En unas de las entrevistas realizadas por su biógrafo, Jobs llevó a Isaacson a su habitación, abrió el armario y se los enseñó: “Esto es lo que visto” le dijo.  “Tengo suficiente para el resto de mi vida”. By Belén Torregrosa

Walter Isaacson’s biography about Steve Jobs it’s quite interesting. There are a couple of stories concerning the style of Jobs that made me think further about the concept of style: What does it mean to be someone stylish? How much depends style on change?

Steve was not the kind of man with an extense wardrobe, absolutely not. But it’s quite interesting how much he appreciate quality indeed. The man who used to walk barefoot would have fallen in love with the story behind a pair of handmade Preventi shoes, that’s for sure!

Steve grew up in San Francisco, in a time of changes that brought him very close to the counterculture of the 60´s. He was everything but a fashion victim. However, he really appreciated beauty.
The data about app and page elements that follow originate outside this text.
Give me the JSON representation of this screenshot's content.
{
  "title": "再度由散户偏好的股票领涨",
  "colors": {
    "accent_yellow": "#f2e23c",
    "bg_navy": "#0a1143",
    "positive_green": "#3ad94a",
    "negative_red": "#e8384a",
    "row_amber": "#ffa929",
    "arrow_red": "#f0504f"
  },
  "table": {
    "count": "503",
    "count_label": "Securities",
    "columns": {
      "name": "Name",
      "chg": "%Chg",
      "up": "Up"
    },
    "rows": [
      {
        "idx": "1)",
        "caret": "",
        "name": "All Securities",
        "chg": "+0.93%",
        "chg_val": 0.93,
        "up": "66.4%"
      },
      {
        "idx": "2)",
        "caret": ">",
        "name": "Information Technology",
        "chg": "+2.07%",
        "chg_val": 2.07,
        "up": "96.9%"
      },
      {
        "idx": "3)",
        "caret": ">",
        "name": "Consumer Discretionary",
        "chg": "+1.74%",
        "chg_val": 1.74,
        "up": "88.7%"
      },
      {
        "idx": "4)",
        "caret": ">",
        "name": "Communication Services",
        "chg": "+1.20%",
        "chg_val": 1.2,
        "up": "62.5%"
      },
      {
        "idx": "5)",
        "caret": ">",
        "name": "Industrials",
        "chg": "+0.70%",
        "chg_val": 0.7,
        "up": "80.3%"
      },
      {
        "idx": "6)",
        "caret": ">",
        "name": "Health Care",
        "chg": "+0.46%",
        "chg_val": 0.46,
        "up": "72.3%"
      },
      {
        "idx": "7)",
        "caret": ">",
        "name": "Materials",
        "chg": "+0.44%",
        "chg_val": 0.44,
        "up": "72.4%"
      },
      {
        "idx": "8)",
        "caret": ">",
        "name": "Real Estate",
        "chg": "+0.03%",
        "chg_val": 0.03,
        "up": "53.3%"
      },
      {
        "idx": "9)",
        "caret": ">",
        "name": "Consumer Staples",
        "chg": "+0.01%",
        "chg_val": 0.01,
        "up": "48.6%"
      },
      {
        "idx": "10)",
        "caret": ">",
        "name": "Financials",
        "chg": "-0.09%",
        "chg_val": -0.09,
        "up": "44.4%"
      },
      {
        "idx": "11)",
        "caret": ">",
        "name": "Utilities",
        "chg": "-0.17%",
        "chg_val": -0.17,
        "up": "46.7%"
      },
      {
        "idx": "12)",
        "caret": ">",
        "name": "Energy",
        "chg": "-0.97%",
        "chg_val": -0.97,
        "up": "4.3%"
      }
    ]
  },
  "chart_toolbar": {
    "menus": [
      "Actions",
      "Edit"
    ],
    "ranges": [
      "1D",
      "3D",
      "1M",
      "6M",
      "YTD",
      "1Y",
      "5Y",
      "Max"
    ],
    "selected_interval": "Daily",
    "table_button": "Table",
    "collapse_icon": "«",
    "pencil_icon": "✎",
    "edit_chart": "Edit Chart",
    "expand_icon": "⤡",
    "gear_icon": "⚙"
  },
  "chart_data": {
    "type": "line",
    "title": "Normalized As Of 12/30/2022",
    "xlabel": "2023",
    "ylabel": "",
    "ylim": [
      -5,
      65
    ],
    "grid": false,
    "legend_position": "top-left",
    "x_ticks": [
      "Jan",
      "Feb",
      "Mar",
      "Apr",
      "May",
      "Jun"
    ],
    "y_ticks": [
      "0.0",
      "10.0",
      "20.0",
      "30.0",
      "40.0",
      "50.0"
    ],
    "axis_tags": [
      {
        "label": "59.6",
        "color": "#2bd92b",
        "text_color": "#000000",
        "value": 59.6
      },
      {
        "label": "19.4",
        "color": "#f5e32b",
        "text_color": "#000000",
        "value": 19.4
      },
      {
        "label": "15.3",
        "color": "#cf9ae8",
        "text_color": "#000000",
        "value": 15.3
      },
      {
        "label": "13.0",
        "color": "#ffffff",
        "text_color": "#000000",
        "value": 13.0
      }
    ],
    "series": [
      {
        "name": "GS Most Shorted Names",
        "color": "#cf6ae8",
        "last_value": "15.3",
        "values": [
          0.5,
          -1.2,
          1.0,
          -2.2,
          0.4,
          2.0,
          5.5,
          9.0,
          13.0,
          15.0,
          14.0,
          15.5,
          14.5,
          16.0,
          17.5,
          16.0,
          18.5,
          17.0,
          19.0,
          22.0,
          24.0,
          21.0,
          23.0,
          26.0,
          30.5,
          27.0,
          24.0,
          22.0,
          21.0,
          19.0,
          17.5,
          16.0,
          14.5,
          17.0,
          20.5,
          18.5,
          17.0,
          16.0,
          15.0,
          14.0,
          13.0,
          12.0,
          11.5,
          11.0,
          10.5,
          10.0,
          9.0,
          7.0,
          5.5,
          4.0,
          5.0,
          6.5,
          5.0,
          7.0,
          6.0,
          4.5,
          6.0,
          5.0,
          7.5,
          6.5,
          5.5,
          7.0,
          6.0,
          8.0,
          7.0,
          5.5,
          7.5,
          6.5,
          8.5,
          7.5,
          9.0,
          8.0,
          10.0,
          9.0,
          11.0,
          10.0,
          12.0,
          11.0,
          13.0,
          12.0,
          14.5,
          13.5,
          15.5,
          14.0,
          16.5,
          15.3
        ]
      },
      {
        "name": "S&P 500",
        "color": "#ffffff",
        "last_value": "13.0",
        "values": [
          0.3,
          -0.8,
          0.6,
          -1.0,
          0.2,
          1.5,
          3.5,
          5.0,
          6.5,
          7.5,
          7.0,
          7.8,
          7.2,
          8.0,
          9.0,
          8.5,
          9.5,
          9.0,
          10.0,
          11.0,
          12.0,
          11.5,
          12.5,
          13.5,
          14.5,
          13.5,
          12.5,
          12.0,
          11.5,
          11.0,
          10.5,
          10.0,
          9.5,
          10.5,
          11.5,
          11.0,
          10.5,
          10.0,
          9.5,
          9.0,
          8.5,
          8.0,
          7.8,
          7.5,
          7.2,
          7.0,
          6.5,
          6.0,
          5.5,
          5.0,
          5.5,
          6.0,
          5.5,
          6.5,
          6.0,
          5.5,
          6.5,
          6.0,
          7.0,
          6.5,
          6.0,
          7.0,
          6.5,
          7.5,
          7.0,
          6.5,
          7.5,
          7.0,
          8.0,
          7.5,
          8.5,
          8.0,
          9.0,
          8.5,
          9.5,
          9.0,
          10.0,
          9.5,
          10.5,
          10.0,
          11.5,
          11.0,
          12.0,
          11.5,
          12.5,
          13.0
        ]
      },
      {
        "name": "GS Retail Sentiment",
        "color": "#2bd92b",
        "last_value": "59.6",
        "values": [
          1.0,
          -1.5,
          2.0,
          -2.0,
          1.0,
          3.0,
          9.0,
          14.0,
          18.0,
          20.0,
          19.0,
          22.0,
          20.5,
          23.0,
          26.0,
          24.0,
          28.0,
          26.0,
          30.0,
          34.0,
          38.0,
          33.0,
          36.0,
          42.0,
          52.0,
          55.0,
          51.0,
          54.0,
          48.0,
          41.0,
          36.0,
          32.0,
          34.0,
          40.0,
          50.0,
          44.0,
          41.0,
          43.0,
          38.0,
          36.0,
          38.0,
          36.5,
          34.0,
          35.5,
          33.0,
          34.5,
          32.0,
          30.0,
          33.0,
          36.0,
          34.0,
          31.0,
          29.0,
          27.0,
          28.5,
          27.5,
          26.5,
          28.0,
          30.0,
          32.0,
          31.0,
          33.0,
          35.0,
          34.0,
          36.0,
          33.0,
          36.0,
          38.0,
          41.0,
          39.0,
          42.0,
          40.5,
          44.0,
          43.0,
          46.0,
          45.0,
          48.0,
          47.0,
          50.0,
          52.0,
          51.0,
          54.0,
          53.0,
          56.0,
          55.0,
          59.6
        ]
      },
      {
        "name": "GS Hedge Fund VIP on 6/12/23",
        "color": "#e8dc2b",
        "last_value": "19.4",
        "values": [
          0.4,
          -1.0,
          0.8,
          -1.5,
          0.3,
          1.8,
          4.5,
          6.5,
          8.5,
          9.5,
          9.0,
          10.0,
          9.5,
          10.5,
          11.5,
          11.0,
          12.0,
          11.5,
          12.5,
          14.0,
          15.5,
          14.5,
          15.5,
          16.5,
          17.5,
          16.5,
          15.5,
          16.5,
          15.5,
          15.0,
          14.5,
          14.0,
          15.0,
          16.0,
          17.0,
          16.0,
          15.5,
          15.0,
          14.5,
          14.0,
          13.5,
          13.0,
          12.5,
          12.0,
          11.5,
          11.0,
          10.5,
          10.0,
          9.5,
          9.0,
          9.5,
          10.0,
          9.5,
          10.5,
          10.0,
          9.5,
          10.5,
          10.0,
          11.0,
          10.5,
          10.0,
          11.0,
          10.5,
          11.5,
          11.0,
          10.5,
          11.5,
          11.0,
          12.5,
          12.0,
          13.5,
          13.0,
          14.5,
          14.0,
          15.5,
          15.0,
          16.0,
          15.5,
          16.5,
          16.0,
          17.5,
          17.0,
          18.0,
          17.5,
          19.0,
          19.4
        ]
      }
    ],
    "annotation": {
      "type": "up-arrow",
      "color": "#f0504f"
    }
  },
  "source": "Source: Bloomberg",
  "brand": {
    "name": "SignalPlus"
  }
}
Japan, its gardens and organic forms influenced him in a way that he tried to apply to each one of the design products launched by Apple.
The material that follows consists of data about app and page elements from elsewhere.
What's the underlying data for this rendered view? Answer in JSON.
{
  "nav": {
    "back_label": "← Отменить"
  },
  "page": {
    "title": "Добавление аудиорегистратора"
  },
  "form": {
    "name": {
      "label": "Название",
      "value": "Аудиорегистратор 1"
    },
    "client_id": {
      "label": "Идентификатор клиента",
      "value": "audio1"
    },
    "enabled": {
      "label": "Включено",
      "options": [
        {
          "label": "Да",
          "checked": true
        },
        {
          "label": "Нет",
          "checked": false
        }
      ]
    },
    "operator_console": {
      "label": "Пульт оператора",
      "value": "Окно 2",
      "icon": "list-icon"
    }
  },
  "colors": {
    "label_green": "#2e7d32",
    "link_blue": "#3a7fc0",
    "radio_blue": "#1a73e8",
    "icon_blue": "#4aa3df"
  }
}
The Bauhaus movement was other of the influences that inspired him: “Less is more” was a motto that he inherited from the European design avantgarde, a way of thinking in which rationality and functionality displayed through forms and lines: “God is in the details” and “Less is more”, claimed Mies van der Rohe and Gropius .

Jeans, sneakers and a sweater. That was the uniform of Steve Jobs for many years. Quality Clothes poles always Issey Miyake, Levi’s jeans, New Balance sneakers but with very little choice, as shown in this graph via Fast Company:

In the 80’s, Jobs traveled to Japan, where he fell in love with Sony’s cleanliness. Later on, he comissioned Issey Miyake to design an uniform for Apple employees. The idea did not succeed, but the 100 units in black color become the main wardrobe of Jobs, who always dressed alike.

In one of the interviews conducted by his biographer, Isaacson Jobs took to his room, opened the closet and showed them: “This is what I saw” said Jobs.  “I have enough for the rest of my life.”

By Belén Torregrosa

Walter Isaacson’s biography about Steve Jobs it’s quite interesting. There are a couple of stories concerning the style of Jobs that made me think further about the concept of style: What does it mean to be someone stylish? How much depends style on change?

Steve was not the kind of man with an extense wardrobe, absolutely not. But it’s quite interesting how much he appreciate quality indeed. The man who used to walk barefoot would have fallen in love with the story behind a pair of handmade Preventi shoes, that’s for sure!

Steve grew up in San Francisco, in a time of changes that brought him very close to the counterculture of the 60´s. He was everything but a fashion victim. However, he really appreciated beauty.

Japan, its gardens and organic forms influenced him in a way that he tried to apply to each one of the design products launched by Apple.

The Bauhaus movement was other of the influences that inspired him: “Less is more” was a motto that he inherited from the European design avantgarde, a way of thinking in which rationality and functionality displayed through forms and lines: “God is in the details” and “Less is more”, claimed Mies van der Rohe and Gropius .

Jeans, sneakers and a sweater. That was the uniform of Steve Jobs for many years. Quality Clothes poles always Issey Miyake, Levi’s jeans, New Balance sneakers but with very little choice, as shown in this graph via Fast Company:

In the 80’s, Jobs traveled to Japan, where he fell in love with Sony’s cleanliness. Later on, he comissioned Issey Miyake to design an uniform for Apple employees. The idea did not succeed, but the 100 units in black color become the main wardrobe of Jobs, who always dressed alike.

In one of the interviews conducted by his biographer, Isaacson Jobs took to his room, opened the closet and showed them: “This is what I saw” said Jobs.  “I have enough for the rest of my life.”

0 Comments

Leave a reply